Along California’s Central Coast, agriculture and winemaking reign supreme, and their bounty is a defining feature of Paso Robles’ world-class cuisine. Amber hills of tall grasses are studded by oak trees, their majestic size giving way to rolling fields of vineyards, picturesque farms growing a variety of seasonal produce, and fertile pastures where horses and cattle graze.
Allegretto Vineyard Resort (2700 Buena Vista Drive) is conveniently located just off State Route 46, a 10-minute drive from downtown Paso Robles. The Mediterranean-inspired resort is a AAA Four Diamond designee.
Surrounded by drought-tolerant lavender groves, rose bushes, and olive trees, the resort also boasts a working vineyard. Sip on estate-made wine inside Allegretto’s tasting room or at its Cello Ristorante, which features northern Italian cuisine and award-winning wines.
Thomas Hill Organics (1313 Park St.) is housed in a historic stable barn downtown and offers quintessential farm-to-table cuisine.
Jeffry’s Wine Country BBQ (819 12th St.) pays homage to Southern and Texas-style barbecue but with a wine-country flair. The locally sourced menu includes smoked tri-tip and pulled pork.

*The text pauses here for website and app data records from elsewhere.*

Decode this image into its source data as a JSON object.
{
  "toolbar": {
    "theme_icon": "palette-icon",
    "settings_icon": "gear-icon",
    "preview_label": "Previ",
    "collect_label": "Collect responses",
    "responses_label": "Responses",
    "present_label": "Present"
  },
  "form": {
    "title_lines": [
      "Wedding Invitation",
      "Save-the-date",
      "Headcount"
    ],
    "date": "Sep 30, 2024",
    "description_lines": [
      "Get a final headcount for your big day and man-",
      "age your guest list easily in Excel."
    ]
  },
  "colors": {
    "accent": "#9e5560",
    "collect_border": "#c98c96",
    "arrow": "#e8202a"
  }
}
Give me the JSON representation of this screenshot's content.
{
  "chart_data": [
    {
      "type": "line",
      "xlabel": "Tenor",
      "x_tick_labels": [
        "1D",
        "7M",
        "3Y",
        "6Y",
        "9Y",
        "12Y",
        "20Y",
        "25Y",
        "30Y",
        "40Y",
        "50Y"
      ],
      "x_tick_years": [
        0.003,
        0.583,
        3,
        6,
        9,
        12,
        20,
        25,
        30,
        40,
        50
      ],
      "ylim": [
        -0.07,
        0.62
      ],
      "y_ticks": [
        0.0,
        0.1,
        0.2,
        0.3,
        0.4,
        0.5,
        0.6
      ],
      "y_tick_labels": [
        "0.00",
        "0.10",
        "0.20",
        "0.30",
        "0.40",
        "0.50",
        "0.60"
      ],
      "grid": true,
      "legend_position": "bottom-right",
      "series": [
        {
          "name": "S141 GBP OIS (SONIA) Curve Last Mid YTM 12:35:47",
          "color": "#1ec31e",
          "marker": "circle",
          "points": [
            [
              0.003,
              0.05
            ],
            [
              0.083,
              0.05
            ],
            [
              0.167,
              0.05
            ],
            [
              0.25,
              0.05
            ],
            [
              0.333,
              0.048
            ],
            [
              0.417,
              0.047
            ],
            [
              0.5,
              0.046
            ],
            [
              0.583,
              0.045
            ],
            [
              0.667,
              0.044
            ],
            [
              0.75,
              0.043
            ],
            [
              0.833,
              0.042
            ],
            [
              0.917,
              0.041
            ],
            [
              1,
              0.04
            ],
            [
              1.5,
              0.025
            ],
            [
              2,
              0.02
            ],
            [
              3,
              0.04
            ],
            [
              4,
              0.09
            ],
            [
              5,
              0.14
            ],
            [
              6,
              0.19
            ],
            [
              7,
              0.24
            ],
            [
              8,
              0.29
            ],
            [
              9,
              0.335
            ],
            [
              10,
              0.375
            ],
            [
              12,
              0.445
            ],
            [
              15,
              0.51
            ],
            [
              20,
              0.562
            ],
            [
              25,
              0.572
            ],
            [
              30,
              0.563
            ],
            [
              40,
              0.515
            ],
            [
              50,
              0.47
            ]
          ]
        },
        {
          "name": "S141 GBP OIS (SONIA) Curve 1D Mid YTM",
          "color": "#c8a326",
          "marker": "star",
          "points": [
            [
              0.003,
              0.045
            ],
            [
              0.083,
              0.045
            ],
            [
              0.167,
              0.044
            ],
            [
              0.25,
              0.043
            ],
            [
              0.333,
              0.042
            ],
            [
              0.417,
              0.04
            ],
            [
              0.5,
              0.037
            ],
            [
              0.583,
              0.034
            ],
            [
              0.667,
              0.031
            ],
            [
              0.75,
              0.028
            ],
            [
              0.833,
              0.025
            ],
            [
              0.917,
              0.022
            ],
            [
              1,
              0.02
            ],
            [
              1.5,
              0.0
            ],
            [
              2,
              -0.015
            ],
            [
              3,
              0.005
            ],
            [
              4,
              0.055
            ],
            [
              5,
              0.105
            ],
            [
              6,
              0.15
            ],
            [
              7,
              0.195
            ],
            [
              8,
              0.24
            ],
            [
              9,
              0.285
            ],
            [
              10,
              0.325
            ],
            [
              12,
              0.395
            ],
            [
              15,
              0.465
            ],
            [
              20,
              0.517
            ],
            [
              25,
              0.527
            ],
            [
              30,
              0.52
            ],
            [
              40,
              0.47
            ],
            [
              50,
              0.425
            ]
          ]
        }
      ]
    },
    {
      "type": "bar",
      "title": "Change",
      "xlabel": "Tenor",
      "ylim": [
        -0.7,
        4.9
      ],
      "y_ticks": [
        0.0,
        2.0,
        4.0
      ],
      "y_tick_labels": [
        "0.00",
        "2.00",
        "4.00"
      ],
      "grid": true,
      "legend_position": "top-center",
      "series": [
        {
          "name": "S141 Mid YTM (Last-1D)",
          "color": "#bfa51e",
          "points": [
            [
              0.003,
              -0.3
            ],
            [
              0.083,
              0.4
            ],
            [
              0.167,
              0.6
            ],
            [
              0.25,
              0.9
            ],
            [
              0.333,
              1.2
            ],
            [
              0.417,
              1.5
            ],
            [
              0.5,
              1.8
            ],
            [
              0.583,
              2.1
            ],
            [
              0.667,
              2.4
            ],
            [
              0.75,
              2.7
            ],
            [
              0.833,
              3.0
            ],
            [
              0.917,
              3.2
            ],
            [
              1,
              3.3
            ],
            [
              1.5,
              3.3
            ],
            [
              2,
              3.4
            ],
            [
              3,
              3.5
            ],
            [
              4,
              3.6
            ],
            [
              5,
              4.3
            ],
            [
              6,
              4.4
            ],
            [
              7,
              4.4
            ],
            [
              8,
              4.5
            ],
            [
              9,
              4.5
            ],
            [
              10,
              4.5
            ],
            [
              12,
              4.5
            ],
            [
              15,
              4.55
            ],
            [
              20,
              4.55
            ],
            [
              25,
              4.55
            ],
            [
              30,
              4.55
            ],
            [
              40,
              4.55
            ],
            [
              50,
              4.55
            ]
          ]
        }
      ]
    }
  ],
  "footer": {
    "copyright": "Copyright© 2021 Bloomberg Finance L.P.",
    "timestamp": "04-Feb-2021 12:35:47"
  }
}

Sides like mac and cheese, paella, and house-made potato chips round out a meal best enjoyed in the open-air courtyard.
More than 200 wineries make up Paso’s 11 American Viticultural Areas, many of which are family-owned and operated.
Epoch Estate Wines (7505 York Mountain Road) sits on the grounds of the former York Mountain Winery—the Central Coast’s first, built in 1882. Its 2014 Zinfandel is a standout, with delicious notes of dark berries, subtle herbs, vanilla bean, and a hint of spice.
Parrish Family Vineyard (3590 Adelaida Road) has been producing wine in the region since before Prohibition. Its a rich legacy evident in the grapes grown by winemaker David Parrish. Try the Petite Syrah, a sumptuous knockout with rich berry, plum, and chocolate notes.
Take advantage of free parking downtown and walk the tree-lined streets, where you’ll find a variety of local boutiques, art galleries, tasting rooms, mom-and-pop cafes, and eclectic restaurants. Then make your way to City Park and relax under the shade of its numerous oak and pine trees. Small-town Americana never felt better.
Duck into Pasolivo (1229 Park St.) to sample some of the region’s best olive oil. Free tastings are available daily.
Check out some local art at Studios on the Park (1130 Pine St.). The nonprofit showcases Paso’s creative community in neatly arranged coworking, co-exhibition spaces.
Let the bells along the 400-mile-long El Camino Real Mission Trail be your ambassador as you cruise up US Highway 101 to SR 46 east to Paso Robles. While you can save time by taking Interstate 5 north to SR 46 west, the natural beauty and rugged landscape of the Central Coast is best experienced along the 101.
Drive 25 minutes out of Paso Robles through backcountry roads engulfed by rolling hillsides and ranchland inhabited by horses and cattle, and graced by the region’s iconic oak trees to get to Lake Naciemento. Stretching out more than 5,000 surface acres, the lake is surrounded by untouched wilderness beckoned to be explored. Whether by land or by water, the landscape offers a myriad of activities to enjoy in a tranquil setting.
Hiking trails and leisurely paths offer picture-perfect vistas of the lake and the far off mountains. Take the 5K walk which ambles along the shoreline and up through the vast pine and oak forests home to deer and other native wildlife. Out on the water, family pleasure boats, pontoon and patio boats to ski, and deck boats are available to rent by the hour or for a full day. Fishing for white bass is popular as is kayaking, wakeboarding, and stand-up paddle boarding.
Grab a bite to eat at Orange Cat Organic Cafe (2190 Heritage Loop Rd.) where sandwiches are made fresh daily using locally sourced and farmers market ingredients. Homemade treats including yummy chocolate chip cookies are not-to-miss, as is the coffee featuring Baronet Coffee Roasters.